    (i) Friable, loamy, and deep soils, some with relatively greater 
content of sand, gravel, or silt, all generally on slopes less than 15 
percent in the following soil series or soils series complex:
    (A) Alderwood;
    (B) Cagey;
    (C) Everett;
    (D) Godfrey;
    (E) Indianola;
    (F) Kapowsin;
    (G) McKenna;
    (H) Nisqually;
    (I) Norma;
    (J) Spanaway;
    (K) Spanaway-Nisqually complex; and
    (L) Yelm.
    (ii) Areas equal to or larger than 50 ac (20 ha) in size that 
provide for breeding, foraging, and dispersal activities, found in the 
soil series listed in paragraph (2)(i) of this entry that have:

[[Page 19756]]

    (A) Less than 10 percent woody vegetation cover;
    (B) Vegetative cover suitable for foraging by gophers. Pocket 
gophers' diets include a wide variety of plant material, including 
leafy vegetation, succulent roots, shoots, tubers, and grasses. Forbs 
and grasses that Mazama pocket gophers are known to eat include, but 
are not limited to: Achillea millefolium (common yarrow), Agoseris spp. 
(agoseris), Cirsium spp. (thistle), Bromus spp. (brome), Camassia spp. 
(camas), Collomia linearis (tiny trumpet), Epilobium spp. (several 
willowherb spp.), Eriophyllum lanatum (woolly sunflower), Gayophytum 
diffusum (groundsmoke), Hypochaeris radicata (hairy cat's ear), 
Lathyrus spp. (peavine), Lupinus spp. (lupine), Microsteris gracilis 
(slender phlox), Penstemon spp. (penstemon), Perideridia gairdneri 
(Gairdner's yampah), Phacelia heterophylla (varileaf phacelia), 
Polygonum douglasii (knotweed), Potentilla spp. (cinquefoil), Pteridium 
aquilinum (bracken fern), Taraxacum officinale (common dandelion), 
Trifolium spp. (clover), and Viola spp. (violet); and
    (C) Few, if any, barriers to dispersal. Barriers to dispersal may 
include, but are not limited to, forest edges, roads (paved and 
unpaved), abrupt elevation changes, Scot's broom thickets, highly 
cultivated lawns, inhospitable soil types or substrates, development 
and buildings, slopes greater than 35 percent, and open water.
    (3) Critical habitat does not include manmade structures (such as 
buildings, aqueducts, runways, roads, and other paved areas) and the 
land on which they are located existing within the legal boundaries on 
May 9, 2014.
    (4) Critical habitat map units. Data layers defining the map units 
were created on 2010 aerial photography from U.S. Department of 
Agriculture, National Agriculture Imagery Program base maps using 
ArcMap (Environmental Systems Research Institute, Inc.), a computer 
geographic information system (GIS) program. The map in this entry 
establishes the boundaries of the critical habitat designation. The 
coordinates or plot points or both on which the map is based are 
available to the public at the Service's Internet site at http://www.fws.gov/wafwo/, at http://www.regulations.gov (Docket No. FWS-R1-
ES-2013-0021), and at the field office responsible for this 
designation. You may obtain field office location information by 
contacting one of the Service regional offices, the addresses of which 
are listed at 50 CFR 2.2.
    (5) Tenalquot Prairie and Rock Prairie Subunits, Thurston County, 
Washington.
    Map follows:
BILLING CODE 4310-55-P

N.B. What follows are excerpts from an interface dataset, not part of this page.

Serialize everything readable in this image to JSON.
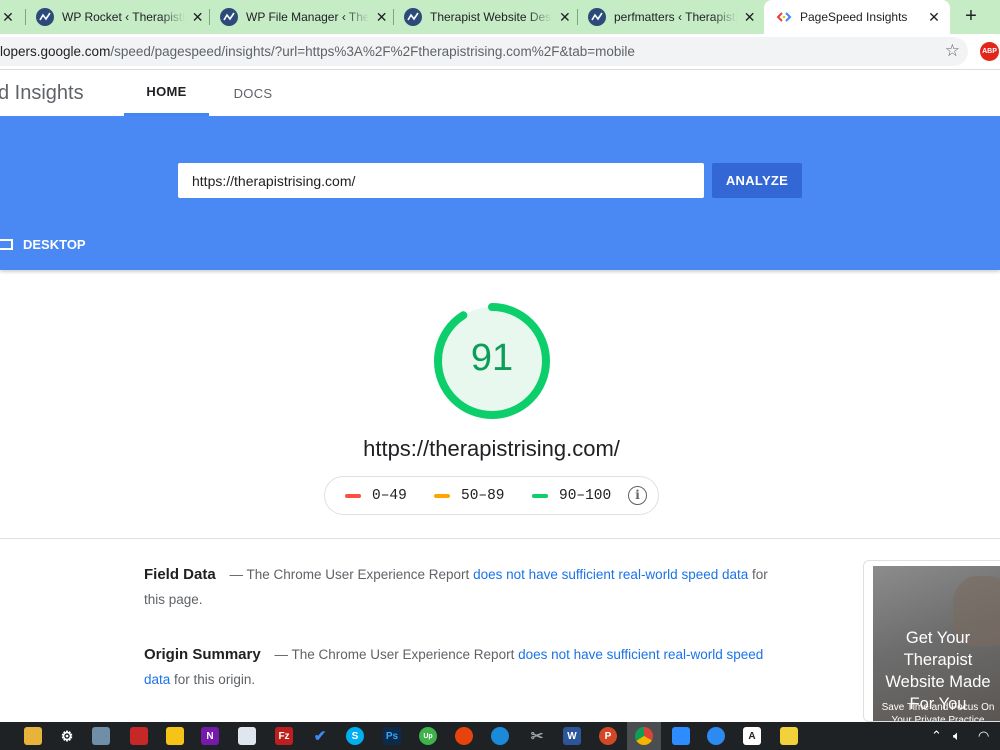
{
  "browser": {
    "tabs": [
      {
        "title": "",
        "close": "✕"
      },
      {
        "title": "WP Rocket ‹ TherapistRising",
        "close": "✕"
      },
      {
        "title": "WP File Manager ‹ Therapist",
        "close": "✕"
      },
      {
        "title": "Therapist Website Design",
        "close": "✕"
      },
      {
        "title": "perfmatters ‹ TherapistRising",
        "close": "✕"
      },
      {
        "title": "PageSpeed Insights",
        "close": "✕"
      }
    ],
    "new_tab": "+",
    "address": {
      "host": "lopers.google.com",
      "path": "/speed/pagespeed/insights/?url=https%3A%2F%2Ftherapistrising.com%2F&tab=mobile"
    },
    "abp_label": "ABP"
  },
  "header": {
    "brand": "d Insights",
    "nav": {
      "home": "HOME",
      "docs": "DOCS"
    }
  },
  "search": {
    "value": "https://therapistrising.com/",
    "analyze_label": "ANALYZE",
    "desktop_label": "DESKTOP"
  },
  "score": {
    "value": "91",
    "fraction": 0.91,
    "color": "#0cce6b",
    "url": "https://therapistrising.com/"
  },
  "legend": [
    {
      "range": "0–49",
      "color": "#ff4e42"
    },
    {
      "range": "50–89",
      "color": "#ffa400"
    },
    {
      "range": "90–100",
      "color": "#0cce6b"
    }
  ],
  "field_data": {
    "heading": "Field Data",
    "text_before": "— The Chrome User Experience Report",
    "link": "does not have sufficient real-world speed data",
    "text_after": "for this page."
  },
  "origin_summary": {
    "heading": "Origin Summary",
    "text_before": "— The Chrome User Experience Report",
    "link": "does not have sufficient real-world speed data",
    "text_after": "for this origin."
  },
  "ad": {
    "headline": "Get Your Therapist Website Made For You",
    "sub": "Save Time and Focus On Your Private Practice"
  }
}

[[Page 19757]]

[GRAPHIC] [TIFF OMITTED] TR09AP14.002

* * * * *

    Dated: March 27, 2014.
Rachel Jacobson,
Principal Deputy Assistant Secretary for Fish and Wildlife and Parks.
[FR Doc. 2014-07415 Filed 4-8-14; 8:45 am]
BILLING CODE 4310-55-C